■ Required action ■
Find how many lines in the data below mention "background". Give the number only.

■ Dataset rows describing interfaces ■
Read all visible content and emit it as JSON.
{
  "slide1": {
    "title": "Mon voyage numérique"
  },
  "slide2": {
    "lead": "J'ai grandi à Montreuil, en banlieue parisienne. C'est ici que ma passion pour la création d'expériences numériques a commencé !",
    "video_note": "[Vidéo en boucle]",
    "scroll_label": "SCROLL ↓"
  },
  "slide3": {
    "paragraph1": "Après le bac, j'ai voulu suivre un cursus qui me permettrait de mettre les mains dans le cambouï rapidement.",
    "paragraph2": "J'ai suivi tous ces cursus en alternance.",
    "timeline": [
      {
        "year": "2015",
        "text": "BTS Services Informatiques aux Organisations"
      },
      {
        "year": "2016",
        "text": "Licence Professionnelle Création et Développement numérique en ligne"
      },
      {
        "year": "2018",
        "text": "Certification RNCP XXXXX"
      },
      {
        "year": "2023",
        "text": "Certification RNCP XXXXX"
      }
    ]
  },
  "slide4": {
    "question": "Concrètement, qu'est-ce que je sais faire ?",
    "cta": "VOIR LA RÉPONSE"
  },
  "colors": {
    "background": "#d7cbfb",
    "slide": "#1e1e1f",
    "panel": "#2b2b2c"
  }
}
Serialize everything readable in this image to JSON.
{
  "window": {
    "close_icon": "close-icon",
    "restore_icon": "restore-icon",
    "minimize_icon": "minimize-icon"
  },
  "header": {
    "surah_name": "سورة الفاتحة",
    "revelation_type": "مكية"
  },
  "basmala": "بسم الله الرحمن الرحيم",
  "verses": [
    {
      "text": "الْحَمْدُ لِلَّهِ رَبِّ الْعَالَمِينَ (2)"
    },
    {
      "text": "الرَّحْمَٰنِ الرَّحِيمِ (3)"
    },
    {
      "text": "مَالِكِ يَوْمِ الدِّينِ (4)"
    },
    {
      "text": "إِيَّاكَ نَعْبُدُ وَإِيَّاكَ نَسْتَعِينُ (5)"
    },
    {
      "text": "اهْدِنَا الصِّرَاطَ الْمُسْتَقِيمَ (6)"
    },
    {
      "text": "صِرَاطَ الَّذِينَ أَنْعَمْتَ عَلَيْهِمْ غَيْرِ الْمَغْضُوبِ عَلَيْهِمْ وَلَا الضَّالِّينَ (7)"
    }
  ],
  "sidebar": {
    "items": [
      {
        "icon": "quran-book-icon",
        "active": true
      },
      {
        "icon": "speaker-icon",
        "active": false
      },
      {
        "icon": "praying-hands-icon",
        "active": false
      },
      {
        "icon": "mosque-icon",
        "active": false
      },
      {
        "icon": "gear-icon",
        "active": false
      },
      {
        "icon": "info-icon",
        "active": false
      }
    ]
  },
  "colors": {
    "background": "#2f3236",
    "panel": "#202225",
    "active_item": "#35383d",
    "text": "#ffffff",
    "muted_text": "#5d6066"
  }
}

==

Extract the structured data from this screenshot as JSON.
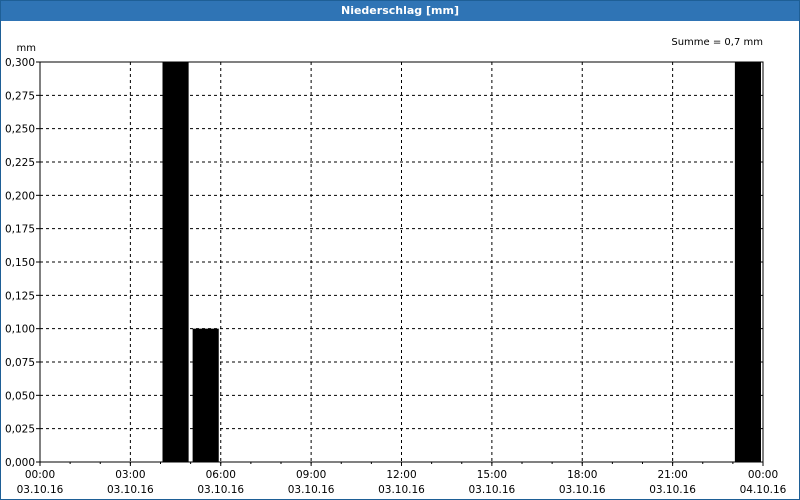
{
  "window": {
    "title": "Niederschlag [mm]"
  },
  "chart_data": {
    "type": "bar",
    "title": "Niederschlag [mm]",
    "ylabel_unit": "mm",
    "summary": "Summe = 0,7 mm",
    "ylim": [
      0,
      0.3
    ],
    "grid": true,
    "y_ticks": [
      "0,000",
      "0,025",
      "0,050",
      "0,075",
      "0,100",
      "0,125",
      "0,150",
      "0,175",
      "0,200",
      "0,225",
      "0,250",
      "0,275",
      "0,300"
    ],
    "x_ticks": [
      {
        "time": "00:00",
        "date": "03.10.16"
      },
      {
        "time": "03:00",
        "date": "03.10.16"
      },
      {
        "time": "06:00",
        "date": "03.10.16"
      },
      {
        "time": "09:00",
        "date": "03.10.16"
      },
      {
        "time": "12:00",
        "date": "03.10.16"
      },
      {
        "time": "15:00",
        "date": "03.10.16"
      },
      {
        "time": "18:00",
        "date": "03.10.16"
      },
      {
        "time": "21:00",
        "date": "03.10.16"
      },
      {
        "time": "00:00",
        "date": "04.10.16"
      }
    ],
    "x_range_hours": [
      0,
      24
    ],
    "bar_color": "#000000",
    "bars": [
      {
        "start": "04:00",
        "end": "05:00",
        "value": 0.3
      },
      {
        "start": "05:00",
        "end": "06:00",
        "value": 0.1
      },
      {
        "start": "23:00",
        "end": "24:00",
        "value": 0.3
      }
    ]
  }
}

■ Worked solution ■
2